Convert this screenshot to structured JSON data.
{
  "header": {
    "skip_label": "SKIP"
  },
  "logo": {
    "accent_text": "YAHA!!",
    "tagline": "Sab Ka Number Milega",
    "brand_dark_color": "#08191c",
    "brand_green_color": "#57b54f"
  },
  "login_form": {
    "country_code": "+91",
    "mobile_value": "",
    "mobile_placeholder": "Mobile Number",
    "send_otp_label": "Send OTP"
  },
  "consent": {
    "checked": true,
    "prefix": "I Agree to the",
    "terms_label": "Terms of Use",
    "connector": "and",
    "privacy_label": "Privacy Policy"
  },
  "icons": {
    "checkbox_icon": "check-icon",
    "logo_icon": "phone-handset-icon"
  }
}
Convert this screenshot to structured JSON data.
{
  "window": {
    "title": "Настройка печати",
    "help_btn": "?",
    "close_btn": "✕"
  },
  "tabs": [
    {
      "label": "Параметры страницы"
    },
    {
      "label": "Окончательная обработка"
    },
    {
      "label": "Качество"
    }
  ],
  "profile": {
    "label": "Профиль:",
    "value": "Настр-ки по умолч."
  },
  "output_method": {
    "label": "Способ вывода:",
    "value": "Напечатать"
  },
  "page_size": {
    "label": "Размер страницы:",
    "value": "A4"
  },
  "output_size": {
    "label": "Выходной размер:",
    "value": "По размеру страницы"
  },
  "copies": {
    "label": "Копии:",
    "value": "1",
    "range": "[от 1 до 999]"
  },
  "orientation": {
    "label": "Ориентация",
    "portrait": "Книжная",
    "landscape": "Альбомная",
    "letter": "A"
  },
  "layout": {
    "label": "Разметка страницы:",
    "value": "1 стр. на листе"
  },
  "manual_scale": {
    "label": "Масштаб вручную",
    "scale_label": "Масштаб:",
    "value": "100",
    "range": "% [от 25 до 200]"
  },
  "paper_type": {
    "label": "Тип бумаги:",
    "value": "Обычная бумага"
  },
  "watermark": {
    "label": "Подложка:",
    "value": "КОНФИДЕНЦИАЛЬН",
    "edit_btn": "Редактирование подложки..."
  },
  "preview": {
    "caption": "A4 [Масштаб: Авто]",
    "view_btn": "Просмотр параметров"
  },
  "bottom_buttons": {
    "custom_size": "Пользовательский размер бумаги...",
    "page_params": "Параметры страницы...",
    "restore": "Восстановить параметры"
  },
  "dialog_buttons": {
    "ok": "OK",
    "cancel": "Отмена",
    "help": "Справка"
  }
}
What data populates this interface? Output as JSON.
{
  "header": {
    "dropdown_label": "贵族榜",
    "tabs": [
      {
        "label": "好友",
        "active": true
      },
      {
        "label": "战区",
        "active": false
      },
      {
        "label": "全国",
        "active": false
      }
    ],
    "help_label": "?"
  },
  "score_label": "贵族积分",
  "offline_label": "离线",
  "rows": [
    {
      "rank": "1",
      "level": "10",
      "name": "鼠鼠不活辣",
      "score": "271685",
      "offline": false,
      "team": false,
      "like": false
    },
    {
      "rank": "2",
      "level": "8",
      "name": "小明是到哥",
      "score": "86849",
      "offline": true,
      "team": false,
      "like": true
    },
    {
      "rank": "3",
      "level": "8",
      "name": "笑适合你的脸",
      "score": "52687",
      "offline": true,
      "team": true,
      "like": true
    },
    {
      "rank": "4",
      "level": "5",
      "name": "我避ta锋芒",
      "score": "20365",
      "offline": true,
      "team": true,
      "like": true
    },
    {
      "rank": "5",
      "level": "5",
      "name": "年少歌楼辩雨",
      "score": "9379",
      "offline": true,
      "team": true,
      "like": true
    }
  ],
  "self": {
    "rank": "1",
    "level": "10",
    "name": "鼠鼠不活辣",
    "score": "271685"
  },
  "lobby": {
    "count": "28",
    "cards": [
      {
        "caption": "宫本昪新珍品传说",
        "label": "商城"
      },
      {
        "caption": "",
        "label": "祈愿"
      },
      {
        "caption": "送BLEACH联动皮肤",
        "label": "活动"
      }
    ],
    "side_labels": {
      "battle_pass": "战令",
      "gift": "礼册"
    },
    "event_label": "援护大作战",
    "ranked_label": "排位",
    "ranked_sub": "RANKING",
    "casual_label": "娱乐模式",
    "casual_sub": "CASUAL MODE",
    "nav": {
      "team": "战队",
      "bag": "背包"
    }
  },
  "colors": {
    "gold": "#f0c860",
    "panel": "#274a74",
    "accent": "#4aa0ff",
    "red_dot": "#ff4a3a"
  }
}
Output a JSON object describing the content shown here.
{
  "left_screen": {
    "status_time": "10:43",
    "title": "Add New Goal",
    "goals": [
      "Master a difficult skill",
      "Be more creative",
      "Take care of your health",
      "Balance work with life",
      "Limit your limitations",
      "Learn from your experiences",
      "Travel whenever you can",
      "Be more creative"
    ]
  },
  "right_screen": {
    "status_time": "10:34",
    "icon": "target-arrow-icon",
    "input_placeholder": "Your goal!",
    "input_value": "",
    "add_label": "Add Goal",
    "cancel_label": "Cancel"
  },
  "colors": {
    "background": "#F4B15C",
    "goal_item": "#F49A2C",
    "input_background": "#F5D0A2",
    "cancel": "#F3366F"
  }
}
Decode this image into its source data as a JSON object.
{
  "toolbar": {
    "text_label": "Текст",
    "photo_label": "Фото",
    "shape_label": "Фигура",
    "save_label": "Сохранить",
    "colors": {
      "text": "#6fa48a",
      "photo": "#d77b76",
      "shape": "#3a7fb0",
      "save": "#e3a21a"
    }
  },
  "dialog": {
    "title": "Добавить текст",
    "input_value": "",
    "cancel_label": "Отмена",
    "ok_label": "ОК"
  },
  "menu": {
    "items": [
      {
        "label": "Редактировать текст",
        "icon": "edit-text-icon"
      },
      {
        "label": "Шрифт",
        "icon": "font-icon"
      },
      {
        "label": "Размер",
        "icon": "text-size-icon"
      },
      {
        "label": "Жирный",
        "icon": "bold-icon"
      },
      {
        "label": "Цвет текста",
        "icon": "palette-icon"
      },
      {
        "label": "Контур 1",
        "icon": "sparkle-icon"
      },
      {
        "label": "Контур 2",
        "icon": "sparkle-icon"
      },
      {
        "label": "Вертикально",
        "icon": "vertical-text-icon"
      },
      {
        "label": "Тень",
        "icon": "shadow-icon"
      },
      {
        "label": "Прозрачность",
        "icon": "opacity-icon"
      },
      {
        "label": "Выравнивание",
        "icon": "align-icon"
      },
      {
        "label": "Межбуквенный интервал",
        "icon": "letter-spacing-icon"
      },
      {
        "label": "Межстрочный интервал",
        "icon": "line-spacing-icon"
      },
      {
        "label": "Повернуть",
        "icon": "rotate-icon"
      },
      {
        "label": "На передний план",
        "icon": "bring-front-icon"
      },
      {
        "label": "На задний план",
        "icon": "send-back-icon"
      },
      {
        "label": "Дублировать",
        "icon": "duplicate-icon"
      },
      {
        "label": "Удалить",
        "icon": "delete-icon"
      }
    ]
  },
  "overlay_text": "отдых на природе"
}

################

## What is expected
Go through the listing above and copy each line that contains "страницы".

## Result for this task
      "label": "Параметры страницы"
    "label": "Размер страницы:",
    "value": "По размеру страницы"
    "label": "Разметка страницы:",
    "page_params": "Параметры страницы...",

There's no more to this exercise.